Electromagnetic Compatibility Measurement Procedure for Vehicle Components--Immunity to Radiated Electromagnetic Fields, 10 kZz to 500 MNz--Tri-Plate Line Method

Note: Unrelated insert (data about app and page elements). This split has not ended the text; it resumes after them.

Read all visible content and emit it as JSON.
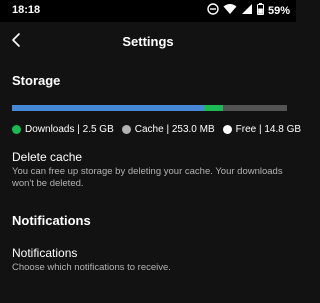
{
  "status_bar": {
    "time": "18:18",
    "icons": [
      "do-not-disturb-icon",
      "wifi-icon",
      "cell-signal-icon",
      "battery-icon"
    ],
    "battery": "59%"
  },
  "header": {
    "title": "Settings",
    "back_icon": "chevron-left-icon"
  },
  "storage": {
    "heading": "Storage",
    "usage": [
      {
        "name": "Downloads",
        "value": "2.5 GB",
        "label": "Downloads | 2.5 GB",
        "color": "#4687d6",
        "fraction": 0.699
      },
      {
        "name": "Cache",
        "value": "253.0 MB",
        "label": "Cache | 253.0 MB",
        "color": "#1db954",
        "fraction": 0.069
      },
      {
        "name": "Free",
        "value": "14.8 GB",
        "label": "Free | 14.8 GB",
        "color": "#535353",
        "fraction": 0.232
      }
    ],
    "legend_dot_colors": [
      "#1db954",
      "#b3b3b3",
      "#ffffff"
    ]
  },
  "delete_cache": {
    "title": "Delete cache",
    "description": "You can free up storage by deleting your cache. Your downloads won't be deleted."
  },
  "notifications": {
    "heading": "Notifications",
    "item_title": "Notifications",
    "item_description": "Choose which notifications to receive."
  }
}
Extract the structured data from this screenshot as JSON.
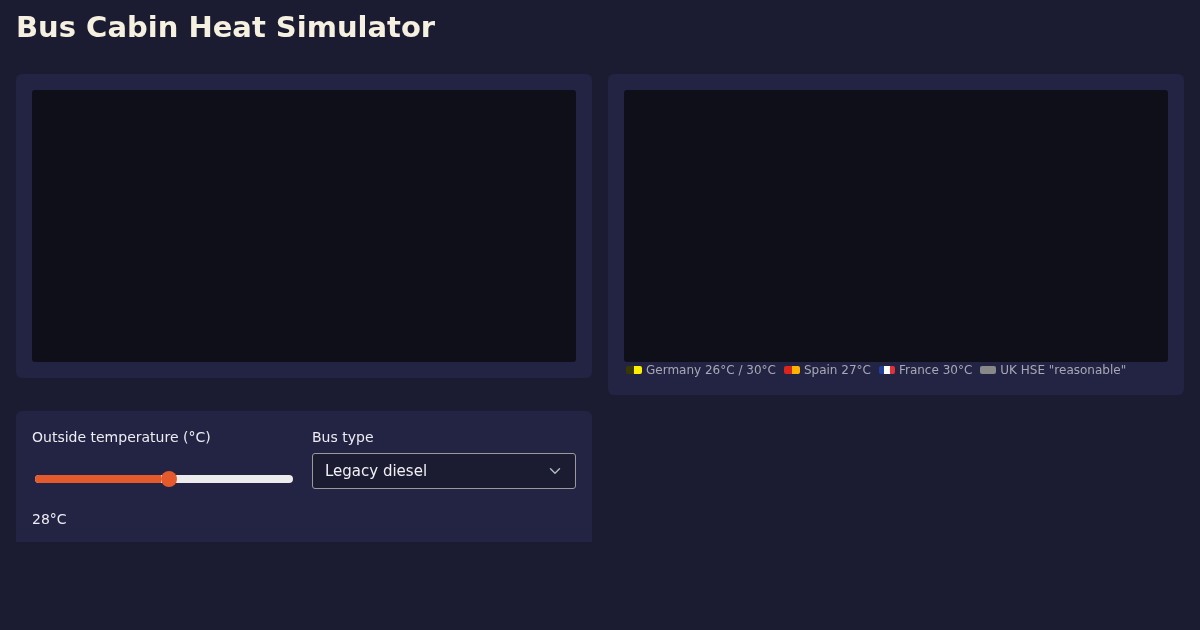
{
  "title": "Bus Cabin Heat Simulator",
  "legend": [
    {
      "label": "Germany 26°C / 30°C",
      "stops": [
        {
          "color": "#3a3a00"
        },
        {
          "color": "#ffee00"
        }
      ]
    },
    {
      "label": "Spain 27°C",
      "stops": [
        {
          "color": "#d9261c"
        },
        {
          "color": "#ffb300"
        }
      ]
    },
    {
      "label": "France 30°C",
      "stops": [
        {
          "color": "#1f3f9a"
        },
        {
          "color": "#ffffff"
        },
        {
          "color": "#e0303a"
        }
      ]
    },
    {
      "label": "UK HSE \"reasonable\"",
      "stops": [
        {
          "color": "#888888"
        }
      ]
    }
  ],
  "controls": {
    "temperature": {
      "label": "Outside temperature (°C)",
      "level": 0.52,
      "reading": "28°C"
    },
    "bus_type": {
      "label": "Bus type",
      "value": "Legacy diesel"
    }
  }
}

This procedure covers the recommended testing techniques for the determination of electric field immunity of an automotive electronic device. This technique uses a tri-plate line (TPL) from 10 kHz to 500 MHz and is limited to components which have a maximum height of equal to or less than 1/3 the height between the driven element and the outer, grounded plates. A tri-plate line is a variation of a TEM cell design which is constructed without sides to the cell. The TPL sets up a region of uniform electric and magnetic fields between the center septum and the top and bottom grounded plates. One advantage to the use of the TPL as opposed to a TEM cell is that the construction permits large devices to be placed within the cell with their associated cables attached without special feed through ports or adapters as required for a TEM cell. The lack of sides which would be found in a TEM cell permits easy routing of the cables to and from the equipment under test (EUT). The TPL does not have a serious problem with fields reflected from the side wall as does the TEM cell due to the lack of side walls. This permits its use to frequencies above twice the normal useful frequency for a TEM cell of the same physical size. However, the lack of side walls also means that the TPL must be used within a shielded room to prevent radiation from the TPL from interfering with near-by electronic devices. The possibility of room resonances and reflected waves distorting the measurements must not be ignored. This is discussed in greater detail in the body of this document.